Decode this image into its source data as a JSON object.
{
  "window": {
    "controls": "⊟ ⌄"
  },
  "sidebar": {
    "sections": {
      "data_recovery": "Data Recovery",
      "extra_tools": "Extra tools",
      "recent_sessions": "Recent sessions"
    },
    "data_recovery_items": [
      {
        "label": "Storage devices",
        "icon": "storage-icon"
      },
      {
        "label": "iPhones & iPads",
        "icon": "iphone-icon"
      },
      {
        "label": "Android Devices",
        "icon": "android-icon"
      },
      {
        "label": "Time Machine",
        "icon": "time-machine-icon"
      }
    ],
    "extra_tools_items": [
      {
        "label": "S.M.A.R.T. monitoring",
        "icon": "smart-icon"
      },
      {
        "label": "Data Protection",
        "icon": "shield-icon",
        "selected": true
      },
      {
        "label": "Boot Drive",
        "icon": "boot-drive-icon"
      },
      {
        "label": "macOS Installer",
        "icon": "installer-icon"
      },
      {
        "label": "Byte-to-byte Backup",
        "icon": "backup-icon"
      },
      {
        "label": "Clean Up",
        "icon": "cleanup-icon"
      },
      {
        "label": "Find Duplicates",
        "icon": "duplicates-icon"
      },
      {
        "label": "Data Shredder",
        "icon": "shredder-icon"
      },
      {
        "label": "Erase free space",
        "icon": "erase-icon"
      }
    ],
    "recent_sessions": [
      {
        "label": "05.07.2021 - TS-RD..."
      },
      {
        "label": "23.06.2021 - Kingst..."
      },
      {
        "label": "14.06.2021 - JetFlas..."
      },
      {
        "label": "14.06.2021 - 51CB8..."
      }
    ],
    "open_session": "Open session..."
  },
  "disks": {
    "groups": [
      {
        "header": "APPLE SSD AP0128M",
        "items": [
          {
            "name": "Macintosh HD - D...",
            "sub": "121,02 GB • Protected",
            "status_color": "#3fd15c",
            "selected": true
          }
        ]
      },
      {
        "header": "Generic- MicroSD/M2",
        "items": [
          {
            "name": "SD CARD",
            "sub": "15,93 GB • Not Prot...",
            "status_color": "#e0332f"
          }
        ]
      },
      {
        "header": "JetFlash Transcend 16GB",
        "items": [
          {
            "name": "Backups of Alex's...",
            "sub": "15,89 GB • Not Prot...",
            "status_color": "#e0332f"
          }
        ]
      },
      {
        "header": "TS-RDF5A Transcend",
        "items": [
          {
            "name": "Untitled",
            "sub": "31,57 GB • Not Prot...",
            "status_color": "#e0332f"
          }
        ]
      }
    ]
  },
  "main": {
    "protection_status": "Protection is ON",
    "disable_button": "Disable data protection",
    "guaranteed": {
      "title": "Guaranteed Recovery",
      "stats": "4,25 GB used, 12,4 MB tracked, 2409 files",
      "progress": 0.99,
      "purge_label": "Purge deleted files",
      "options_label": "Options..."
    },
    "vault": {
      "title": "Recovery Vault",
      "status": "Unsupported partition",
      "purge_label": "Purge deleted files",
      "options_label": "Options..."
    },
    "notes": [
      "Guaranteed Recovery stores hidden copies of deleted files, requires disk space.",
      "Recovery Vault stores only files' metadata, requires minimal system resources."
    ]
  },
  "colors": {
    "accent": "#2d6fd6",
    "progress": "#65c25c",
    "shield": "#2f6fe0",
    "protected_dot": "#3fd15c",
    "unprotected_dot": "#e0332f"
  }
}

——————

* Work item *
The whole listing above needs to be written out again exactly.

* Your response *
Decode this image into its source data as a JSON object.
{
  "window": {
    "controls": "⊟ ⌄"
  },
  "sidebar": {
    "sections": {
      "data_recovery": "Data Recovery",
      "extra_tools": "Extra tools",
      "recent_sessions": "Recent sessions"
    },
    "data_recovery_items": [
      {
        "label": "Storage devices",
        "icon": "storage-icon"
      },
      {
        "label": "iPhones & iPads",
        "icon": "iphone-icon"
      },
      {
        "label": "Android Devices",
        "icon": "android-icon"
      },
      {
        "label": "Time Machine",
        "icon": "time-machine-icon"
      }
    ],
    "extra_tools_items": [
      {
        "label": "S.M.A.R.T. monitoring",
        "icon": "smart-icon"
      },
      {
        "label": "Data Protection",
        "icon": "shield-icon",
        "selected": true
      },
      {
        "label": "Boot Drive",
        "icon": "boot-drive-icon"
      },
      {
        "label": "macOS Installer",
        "icon": "installer-icon"
      },
      {
        "label": "Byte-to-byte Backup",
        "icon": "backup-icon"
      },
      {
        "label": "Clean Up",
        "icon": "cleanup-icon"
      },
      {
        "label": "Find Duplicates",
        "icon": "duplicates-icon"
      },
      {
        "label": "Data Shredder",
        "icon": "shredder-icon"
      },
      {
        "label": "Erase free space",
        "icon": "erase-icon"
      }
    ],
    "recent_sessions": [
      {
        "label": "05.07.2021 - TS-RD..."
      },
      {
        "label": "23.06.2021 - Kingst..."
      },
      {
        "label": "14.06.2021 - JetFlas..."
      },
      {
        "label": "14.06.2021 - 51CB8..."
      }
    ],
    "open_session": "Open session..."
  },
  "disks": {
    "groups": [
      {
        "header": "APPLE SSD AP0128M",
        "items": [
          {
            "name": "Macintosh HD - D...",
            "sub": "121,02 GB • Protected",
            "status_color": "#3fd15c",
            "selected": true
          }
        ]
      },
      {
        "header": "Generic- MicroSD/M2",
        "items": [
          {
            "name": "SD CARD",
            "sub": "15,93 GB • Not Prot...",
            "status_color": "#e0332f"
          }
        ]
      },
      {
        "header": "JetFlash Transcend 16GB",
        "items": [
          {
            "name": "Backups of Alex's...",
            "sub": "15,89 GB • Not Prot...",
            "status_color": "#e0332f"
          }
        ]
      },
      {
        "header": "TS-RDF5A Transcend",
        "items": [
          {
            "name": "Untitled",
            "sub": "31,57 GB • Not Prot...",
            "status_color": "#e0332f"
          }
        ]
      }
    ]
  },
  "main": {
    "protection_status": "Protection is ON",
    "disable_button": "Disable data protection",
    "guaranteed": {
      "title": "Guaranteed Recovery",
      "stats": "4,25 GB used, 12,4 MB tracked, 2409 files",
      "progress": 0.99,
      "purge_label": "Purge deleted files",
      "options_label": "Options..."
    },
    "vault": {
      "title": "Recovery Vault",
      "status": "Unsupported partition",
      "purge_label": "Purge deleted files",
      "options_label": "Options..."
    },
    "notes": [
      "Guaranteed Recovery stores hidden copies of deleted files, requires disk space.",
      "Recovery Vault stores only files' metadata, requires minimal system resources."
    ]
  },
  "colors": {
    "accent": "#2d6fd6",
    "progress": "#65c25c",
    "shield": "#2f6fe0",
    "protected_dot": "#3fd15c",
    "unprotected_dot": "#e0332f"
  }
}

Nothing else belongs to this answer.